While nearly every character in Sunshine dies in increasingly horrible ways (some might say this is the syntax of the genre, but Michelle Yeoh's biologist, Cora, clutching a seedling in the wake of a fire is particularly heart wrenching). A close read on how some die on their own terms (in lightness) or others not (darkness), and how choices, belief and action are presented is at the heart of Alex Garland's screenplay. I would say the film, ultimately, has a happy ending in the face of extreme adversity: the best of humanity works together as best they can to get closer to the ideal of our better nature. The pursuit of science is not a cold, calculating set of processes for progress, but rather a deep, passionate embrace of the awe at the centre of our existence. One that we should be a part of, not in fear of.
Now, combine all the heady intelligence of the picture with some innovative camera work. Indeed Boyle would go on to use the extreme close-up micro cameras used in the space suits here, to good claustrophobic effect in 127 Hours. And yet, the pioneered techniques stand on their own here in all their sweaty, macro, glory. And from a cinematic perspective, consider the number of ways Boyle (and his special effects supervisor, Tom Wood) find to visualize the power and the glory of the sun and contrast it to the vast, dark emptiness of space, the greenery of the Oxygen Garden, or the utilitarian metal shelves and computer monitors that comprise the interior of the ship. The film effectively reserves all the warm oranges and yellows for the power of the sun. And is scorching power, best experienced on as big a screen as possible.
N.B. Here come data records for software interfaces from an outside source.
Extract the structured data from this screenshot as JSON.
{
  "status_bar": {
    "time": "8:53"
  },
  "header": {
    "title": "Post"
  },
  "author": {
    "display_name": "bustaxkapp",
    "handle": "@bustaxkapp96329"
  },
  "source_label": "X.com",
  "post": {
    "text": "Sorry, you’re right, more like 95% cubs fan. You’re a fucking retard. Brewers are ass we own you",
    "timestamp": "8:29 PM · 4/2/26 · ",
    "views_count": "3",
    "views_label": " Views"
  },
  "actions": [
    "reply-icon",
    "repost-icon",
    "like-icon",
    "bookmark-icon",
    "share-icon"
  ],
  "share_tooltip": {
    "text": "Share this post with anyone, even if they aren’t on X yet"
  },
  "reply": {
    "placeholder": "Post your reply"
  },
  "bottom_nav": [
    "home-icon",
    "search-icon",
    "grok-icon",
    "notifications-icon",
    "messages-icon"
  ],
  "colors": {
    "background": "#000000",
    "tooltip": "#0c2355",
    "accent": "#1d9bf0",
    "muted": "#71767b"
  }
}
A favourite moment in the film, for me, is when Mace is chastised by for his fisticuffs with Capa and told to spend time in the 'Earth Room,' Icarus's equivalent of the Holodeck. Here he is calmed by the joy and energy of people stepping a little too close to waves crashing on a bridge. They have only a fragile umbrella for protection. It is a happier fear-free, microcosm of Sunshine: man against the raw power of nature with an unspoken realization that humanity is also one with nature.
Or, in more blithely flippant terms, Monty Python taught us by singing: "The sun, and you and me, and all the stars that we can see, are moving at a million miles a day, In the outer spiral arm, at 40,000 miles an hour, of a galaxy we call the Milky Way." Staggering stuff, and so is Sunshine. I reckon that the film holds its own with the great entries in science fiction cinema. Yes the ones people accuse it of pilfering from, at the same time missing what the film is actually on about. There is nothing wrong with standing on the shoulders of giants.
And here we are in 2017, still mostly ignoring Sunshine. In part due to the wide international success of Danny Boyle's other pictures, in part due to the faith (pun intended) Alex Garland put into his adult-oriented screenplay. My hope that the culture at large will, some day, perhaps, embrace it. Garland would, of course, go on to tackle the subject of artificial Intelligence and the Turning test and man's (and by man, I do mean the male of the species in this case) hubris to create and enslave, in the equally whip-smart and well designed Ex Machina. All's well that ends well.
Postscript: It should be noted that there is a kind of overlooked early aughts trilogy of hard-science fiction cinema which includes Sunshine, as well as Steven Soderbergh's remake, Solaris, and Michael Winterbottom's quiet riff on Phillip K. Dick and empathy, Code 46. The latter two are for another day.